What you have to do -
For this task, copy all of the data below exactly and skip the pictures.

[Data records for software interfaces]
------
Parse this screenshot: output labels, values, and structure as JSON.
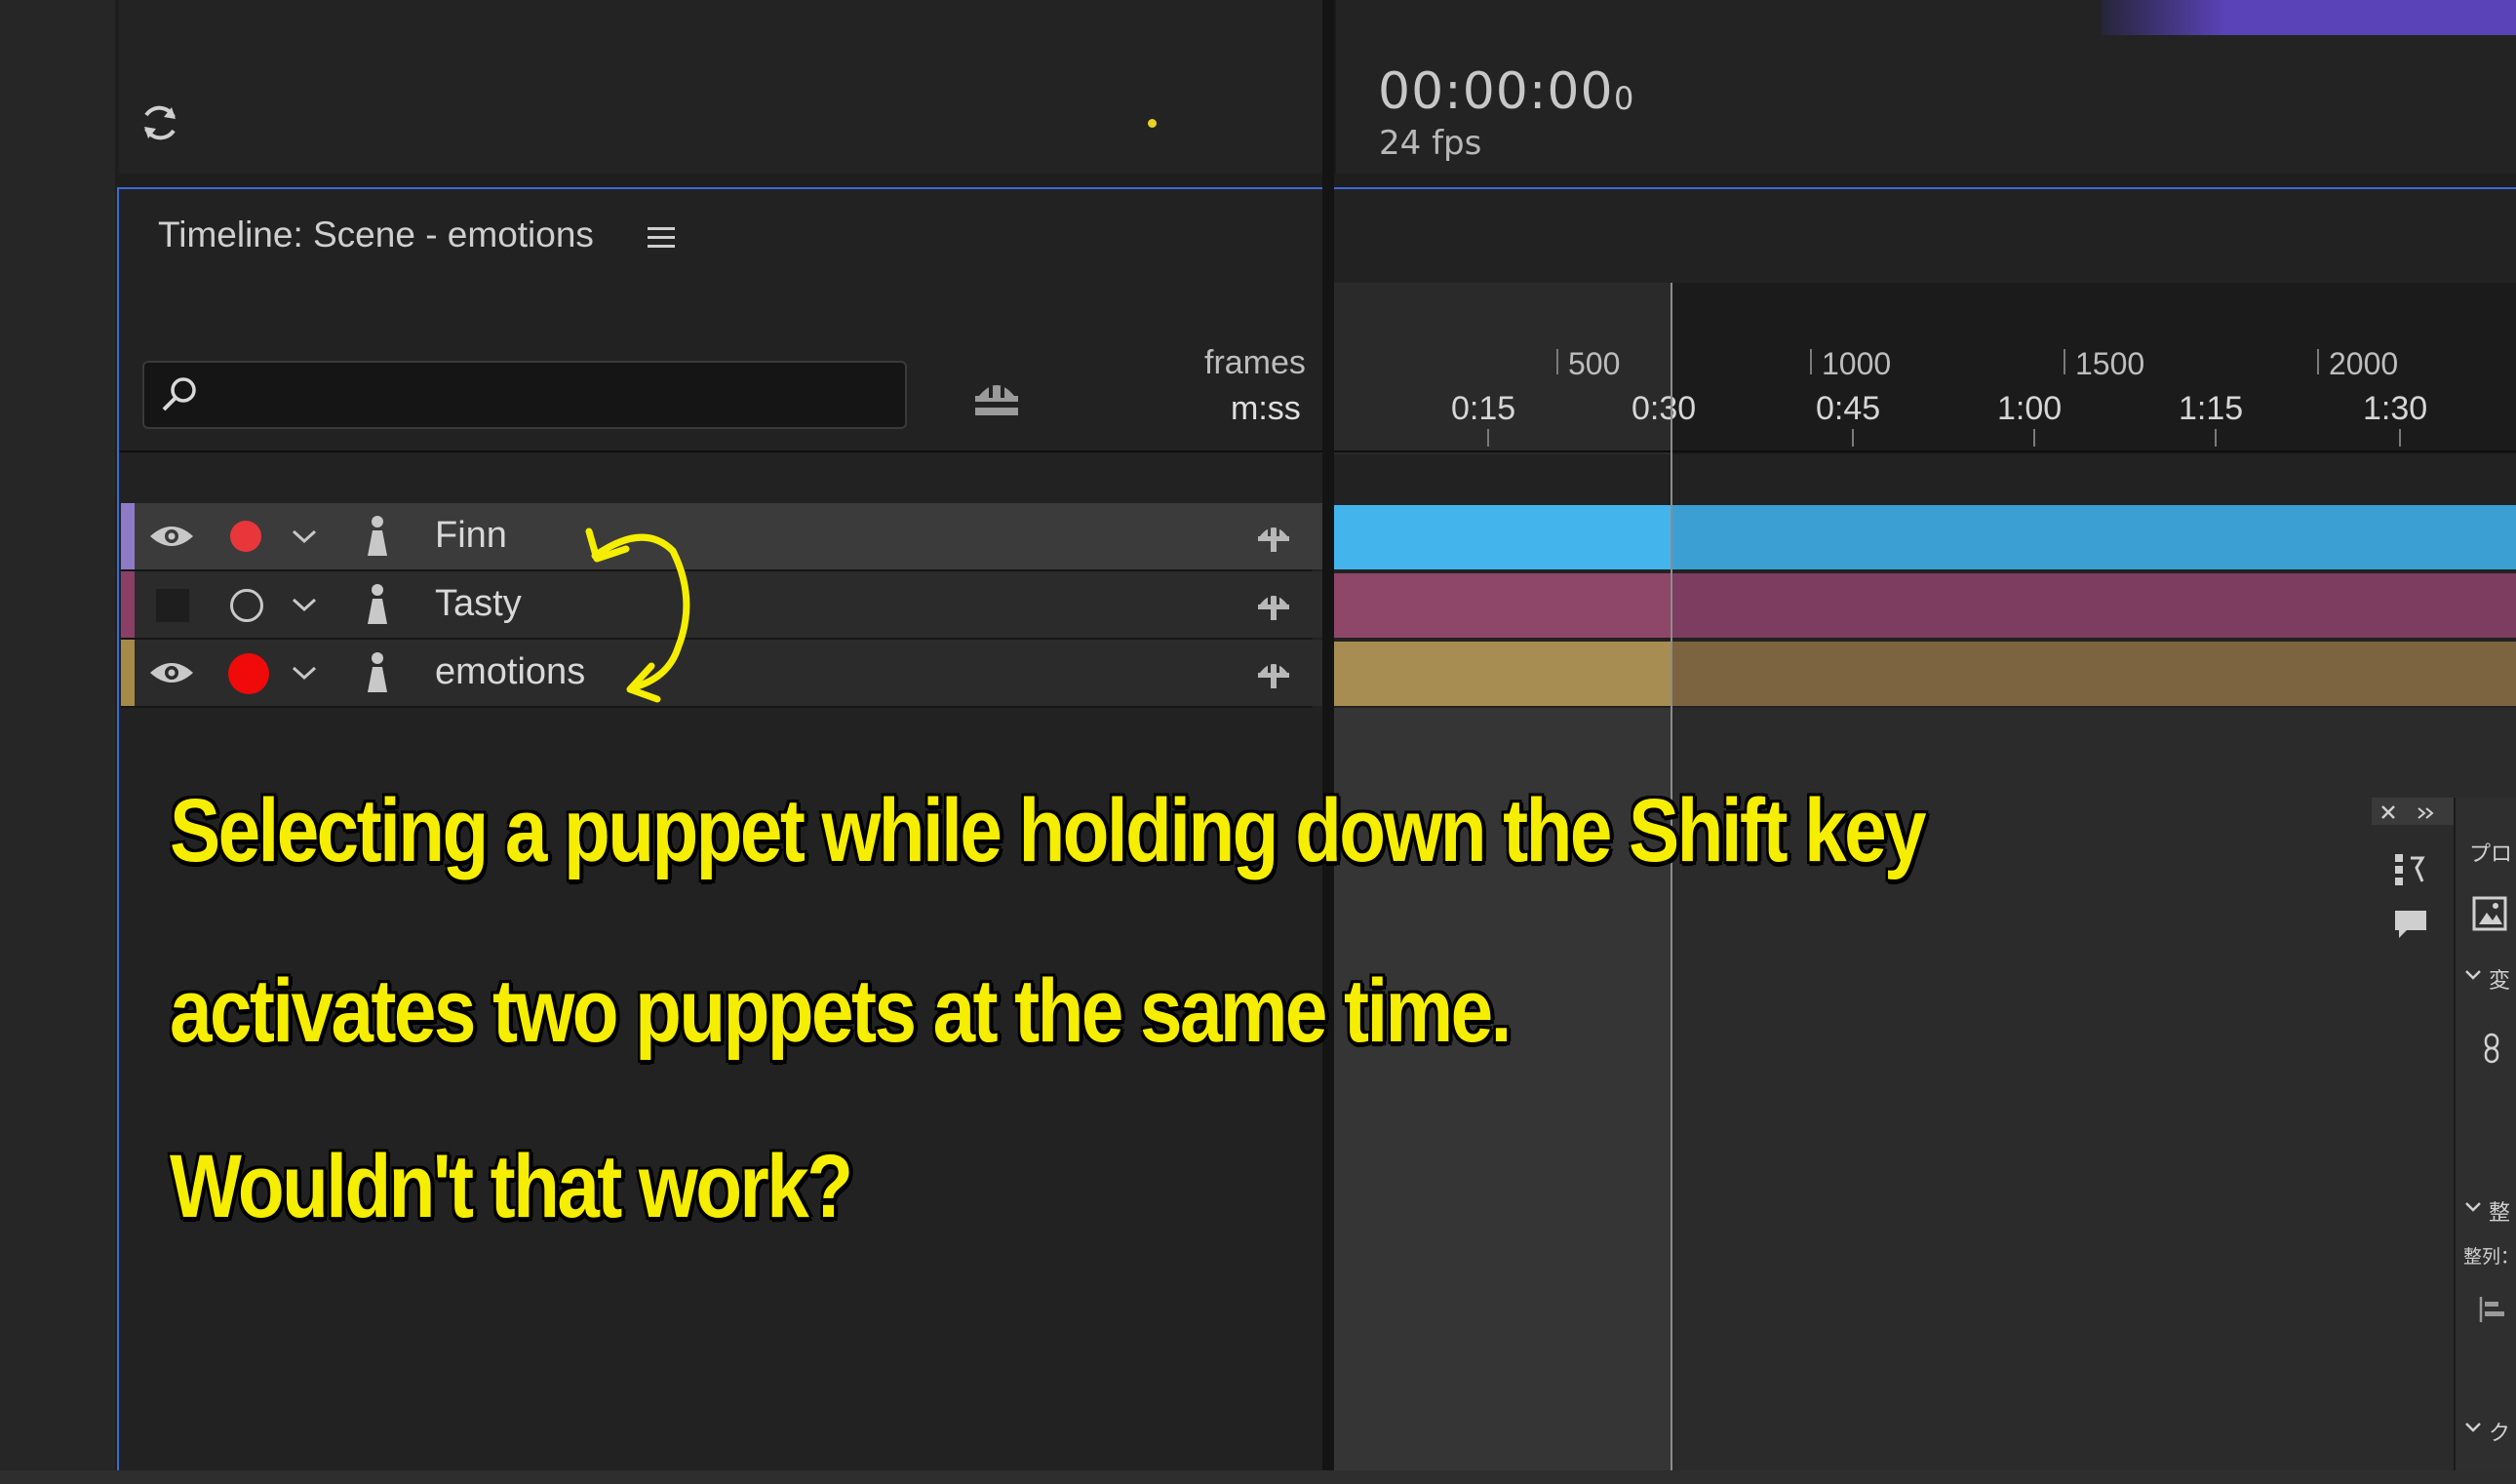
{
  "header": {
    "timecode": "00:00:00",
    "timecode_frames": "0",
    "fps": "24 fps"
  },
  "timeline": {
    "title": "Timeline: Scene - emotions",
    "search_placeholder": "",
    "ruler": {
      "frames_label": "frames",
      "mss_label": "m:ss",
      "frame_ticks": [
        "500",
        "1000",
        "1500",
        "2000"
      ],
      "time_ticks": [
        "0:15",
        "0:30",
        "0:45",
        "1:00",
        "1:15",
        "1:30"
      ]
    },
    "layers": [
      {
        "name": "Finn",
        "color": "#8e7bc8",
        "bar_color": "#3b9fd4",
        "visible": true,
        "armed": true
      },
      {
        "name": "Tasty",
        "color": "#8a3f66",
        "bar_color": "#7d3d61",
        "visible": false,
        "armed": false
      },
      {
        "name": "emotions",
        "color": "#a68a4a",
        "bar_color": "#7d6440",
        "visible": true,
        "armed": true
      }
    ]
  },
  "annotation": {
    "line1": "Selecting a puppet while holding down the Shift key",
    "line2": "activates two puppets at the same time.",
    "line3": "Wouldn't that work?",
    "color": "#f6ee00"
  },
  "right_panel": {
    "tab_label": "プロ",
    "section1": "変",
    "section2": "整",
    "section2_sub": "整列：",
    "section3": "ク"
  }
}
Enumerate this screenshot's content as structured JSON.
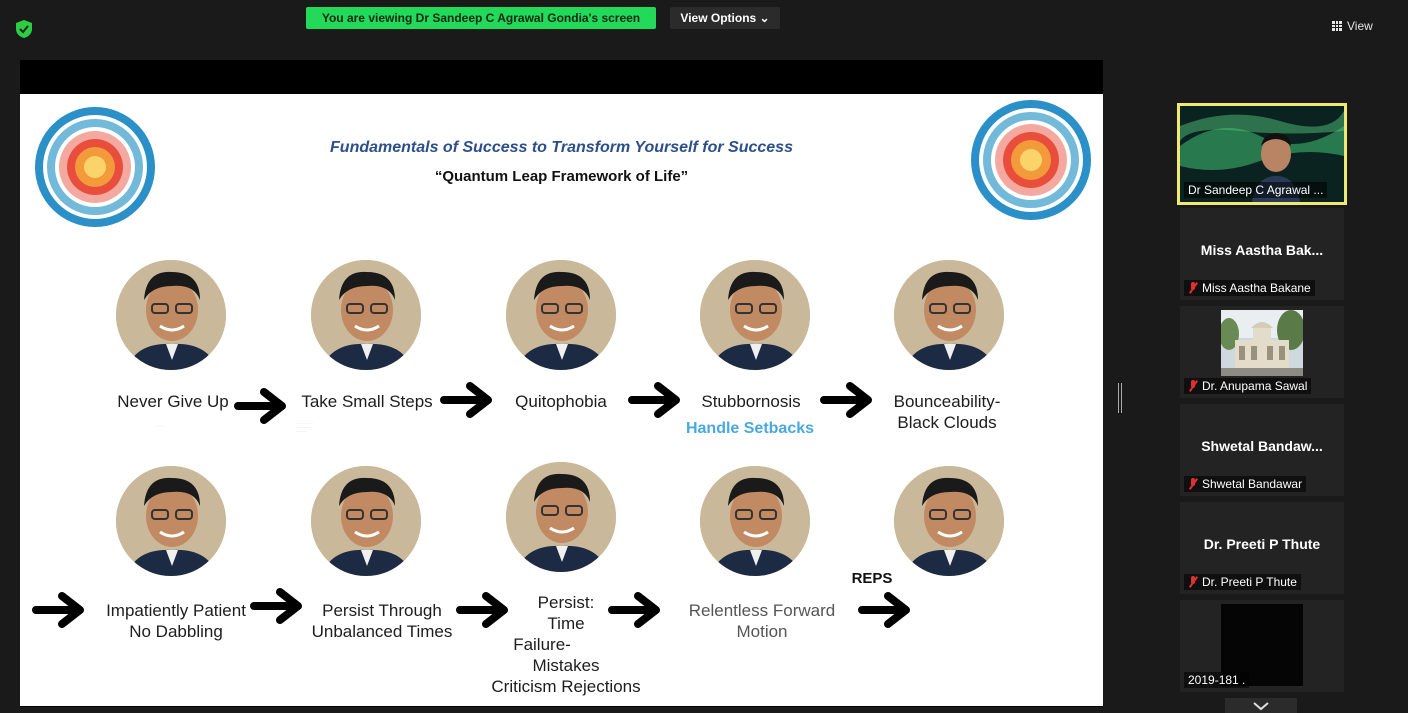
{
  "top_bar": {
    "viewing_banner": "You are viewing Dr Sandeep C Agrawal Gondia's screen",
    "view_options_label": "View Options ⌄",
    "view_button_label": "View"
  },
  "slide": {
    "title": "Fundamentals of Success to Transform Yourself for Success",
    "subtitle": "“Quantum Leap Framework of Life”",
    "row1": [
      {
        "label": "Never Give Up"
      },
      {
        "label": "Take Small Steps"
      },
      {
        "label": "Quitophobia"
      },
      {
        "label": "Stubbornosis",
        "sub": "Handle Setbacks"
      },
      {
        "label": "Bounceability-",
        "label2": "Black Clouds"
      }
    ],
    "row2": [
      {
        "label": "Impatiently Patient",
        "label2": "No Dabbling"
      },
      {
        "label": "Persist Through",
        "label2": "Unbalanced Times"
      },
      {
        "lines": [
          "Persist:",
          "Time",
          "Failure-",
          "Mistakes",
          "Criticism Rejections"
        ]
      },
      {
        "label": "Relentless Forward",
        "label2": "Motion"
      },
      {
        "label": "REPS"
      }
    ]
  },
  "participants": [
    {
      "caption": "Dr Sandeep C Agrawal ...",
      "active": true
    },
    {
      "name": "Miss Aastha Bak...",
      "caption": "Miss Aastha Bakane",
      "muted": true
    },
    {
      "caption": "Dr. Anupama Sawal",
      "muted": true
    },
    {
      "name": "Shwetal  Bandaw...",
      "caption": "Shwetal Bandawar",
      "muted": true
    },
    {
      "name": "Dr. Preeti P Thute",
      "caption": "Dr. Preeti P Thute",
      "muted": true
    },
    {
      "caption": "2019-181 ."
    }
  ],
  "colors": {
    "banner_green": "#23d959",
    "active_tile_outline": "#f0ea72",
    "slide_title_blue": "#2c4f8c",
    "handle_setbacks_blue": "#4aa8e0",
    "mute_red": "#e03030"
  },
  "icons": [
    "shield-check-icon",
    "grid-view-icon",
    "mic-muted-icon",
    "arrow-right-icon",
    "target-icon",
    "chevron-down-icon"
  ]
}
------
Task answer -
Parse this screenshot: output labels, values, and structure as JSON.
{
  "header": {
    "timecode": "00:00:00",
    "timecode_frames": "0",
    "fps": "24 fps"
  },
  "timeline": {
    "title": "Timeline: Scene - emotions",
    "search_placeholder": "",
    "ruler": {
      "frames_label": "frames",
      "mss_label": "m:ss",
      "frame_ticks": [
        "500",
        "1000",
        "1500",
        "2000"
      ],
      "time_ticks": [
        "0:15",
        "0:30",
        "0:45",
        "1:00",
        "1:15",
        "1:30"
      ]
    },
    "layers": [
      {
        "name": "Finn",
        "color": "#8e7bc8",
        "bar_color": "#3b9fd4",
        "visible": true,
        "armed": true
      },
      {
        "name": "Tasty",
        "color": "#8a3f66",
        "bar_color": "#7d3d61",
        "visible": false,
        "armed": false
      },
      {
        "name": "emotions",
        "color": "#a68a4a",
        "bar_color": "#7d6440",
        "visible": true,
        "armed": true
      }
    ]
  },
  "annotation": {
    "line1": "Selecting a puppet while holding down the Shift key",
    "line2": "activates two puppets at the same time.",
    "line3": "Wouldn't that work?",
    "color": "#f6ee00"
  },
  "right_panel": {
    "tab_label": "プロ",
    "section1": "変",
    "section2": "整",
    "section2_sub": "整列：",
    "section3": "ク"
  }
}
Enumerate this screenshot's content as structured JSON.
{
  "top_bar": {
    "viewing_banner": "You are viewing Dr Sandeep C Agrawal Gondia's screen",
    "view_options_label": "View Options ⌄",
    "view_button_label": "View"
  },
  "slide": {
    "title": "Fundamentals of Success to Transform Yourself for Success",
    "subtitle": "“Quantum Leap Framework of Life”",
    "row1": [
      {
        "label": "Never Give Up"
      },
      {
        "label": "Take Small Steps"
      },
      {
        "label": "Quitophobia"
      },
      {
        "label": "Stubbornosis",
        "sub": "Handle Setbacks"
      },
      {
        "label": "Bounceability-",
        "label2": "Black Clouds"
      }
    ],
    "row2": [
      {
        "label": "Impatiently Patient",
        "label2": "No Dabbling"
      },
      {
        "label": "Persist Through",
        "label2": "Unbalanced Times"
      },
      {
        "lines": [
          "Persist:",
          "Time",
          "Failure-",
          "Mistakes",
          "Criticism Rejections"
        ]
      },
      {
        "label": "Relentless Forward",
        "label2": "Motion"
      },
      {
        "label": "REPS"
      }
    ]
  },
  "participants": [
    {
      "caption": "Dr Sandeep C Agrawal ...",
      "active": true
    },
    {
      "name": "Miss Aastha Bak...",
      "caption": "Miss Aastha Bakane",
      "muted": true
    },
    {
      "caption": "Dr. Anupama Sawal",
      "muted": true
    },
    {
      "name": "Shwetal  Bandaw...",
      "caption": "Shwetal Bandawar",
      "muted": true
    },
    {
      "name": "Dr. Preeti P Thute",
      "caption": "Dr. Preeti P Thute",
      "muted": true
    },
    {
      "caption": "2019-181 ."
    }
  ],
  "colors": {
    "banner_green": "#23d959",
    "active_tile_outline": "#f0ea72",
    "slide_title_blue": "#2c4f8c",
    "handle_setbacks_blue": "#4aa8e0",
    "mute_red": "#e03030"
  },
  "icons": [
    "shield-check-icon",
    "grid-view-icon",
    "mic-muted-icon",
    "arrow-right-icon",
    "target-icon",
    "chevron-down-icon"
  ]
}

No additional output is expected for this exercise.